Michele R. Schmalzel, Siena Heights University
Full manuscript: www.kon.org/urc/v12/schmalzel.html
Abstract:School counselors provide a range of services to students and can be particularly beneficial to middle school students, who are in a period of adjustment and change (Maples et al., 2005). These students may deal with difficulties such as family and or social problems, depression, and bullying. Thirty-five middle school students in a private Catholic school were surveyed to determine their feelings about school counselors. (The school currently does not have a school counselor.) In this study I examined whether students would be interested in having a school counselor available to them and what benefits they believed a school counselor could provide. The students surveyed have little experience with, or knowledge of, school counselors. Results showed the students have an interest in a school counselor and would be willing to see a counselor. Students also demonstrate an awareness that fellow students could benefit from a school counselor.
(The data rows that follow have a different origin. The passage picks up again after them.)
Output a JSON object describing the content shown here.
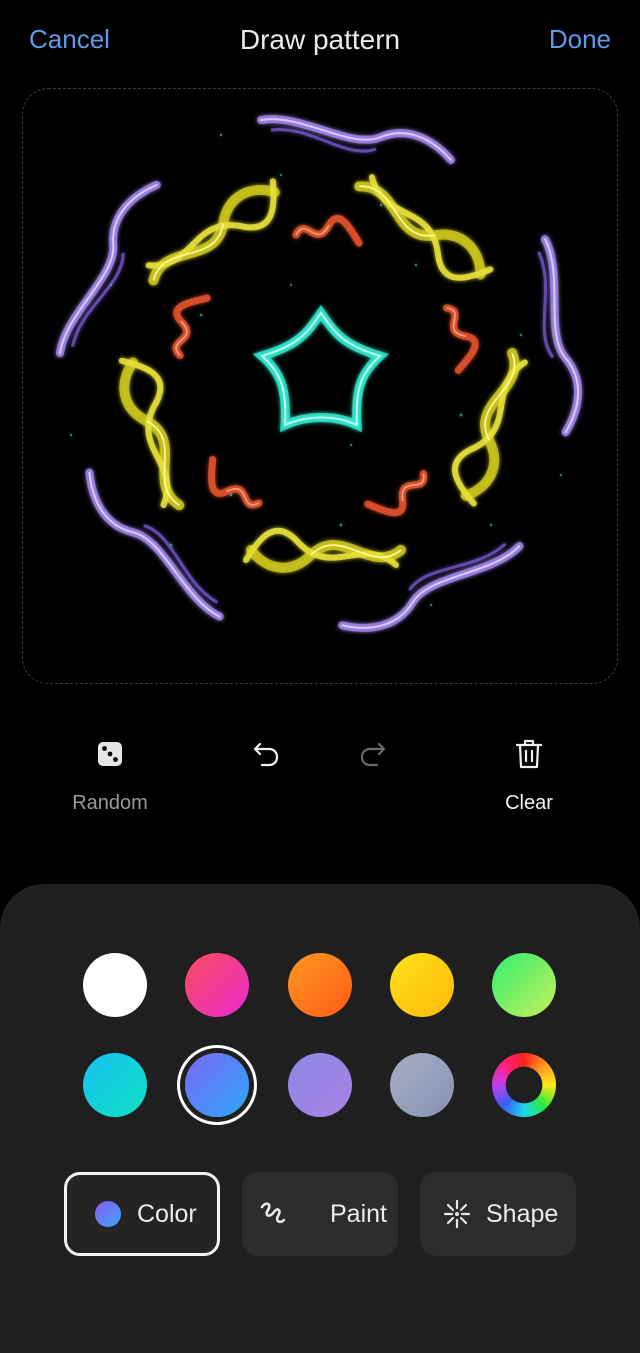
{
  "header": {
    "cancel_label": "Cancel",
    "title": "Draw pattern",
    "done_label": "Done",
    "accent_color": "#5e9bea"
  },
  "tools": {
    "random": {
      "label": "Random",
      "icon": "dice-icon"
    },
    "undo": {
      "icon": "undo-icon"
    },
    "redo": {
      "icon": "redo-icon"
    },
    "clear": {
      "label": "Clear",
      "icon": "trash-icon"
    }
  },
  "palette": {
    "swatches": [
      {
        "name": "white",
        "colors": [
          "#ffffff",
          "#ffffff"
        ]
      },
      {
        "name": "pink-red",
        "colors": [
          "#fa4d5c",
          "#ec2bd0"
        ]
      },
      {
        "name": "orange",
        "colors": [
          "#ff9924",
          "#ff5a12"
        ]
      },
      {
        "name": "yellow",
        "colors": [
          "#ffe21a",
          "#ffb808"
        ]
      },
      {
        "name": "green",
        "colors": [
          "#2df070",
          "#c9f05a"
        ]
      },
      {
        "name": "cyan",
        "colors": [
          "#17bff3",
          "#10e3c2"
        ]
      },
      {
        "name": "blue-violet",
        "colors": [
          "#7d66f7",
          "#2aa8f7"
        ],
        "selected": true
      },
      {
        "name": "lavender",
        "colors": [
          "#8c88e6",
          "#a982e3"
        ]
      },
      {
        "name": "gray-blue",
        "colors": [
          "#a7aec4",
          "#8893b3"
        ]
      },
      {
        "name": "rainbow",
        "colors": [
          "#ff0000",
          "#00ff00"
        ]
      }
    ]
  },
  "modes": {
    "color": {
      "label": "Color",
      "icon": "color-dot-icon",
      "selected": true
    },
    "paint": {
      "label": "Paint",
      "icon": "brush-stroke-icon"
    },
    "shape": {
      "label": "Shape",
      "icon": "sparkle-shape-icon"
    }
  }
}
Introduction Middle school is a time of great growth and possible turmoil for adolescents, which is why it is important to investigate school systems and how they shape the experiences and learning for students (Maples et al., 2005). The Catholic schools located in a Midwestern town in Michigan recently underwent a restructuring that resulted in a new middle for students in grades 5-8. Previously, there were three separate Catholic elementary schools located within a mile of each other, with each school housing kindergarten through 8th grade. The structure is now closer to that of a traditional middle school, and unfortunately, like many middle schools in the United States, the new middle school does not have a school counselor. The last decade has seen a drop in the number of middle schools with counselors, with only approximately half offering on-site counselors (Slade, 2003). It seems that school counselors would be beneficial, especially in a middle school environment.
Read the full manuscript: www.kon.org/urc/v12/schmalzel.html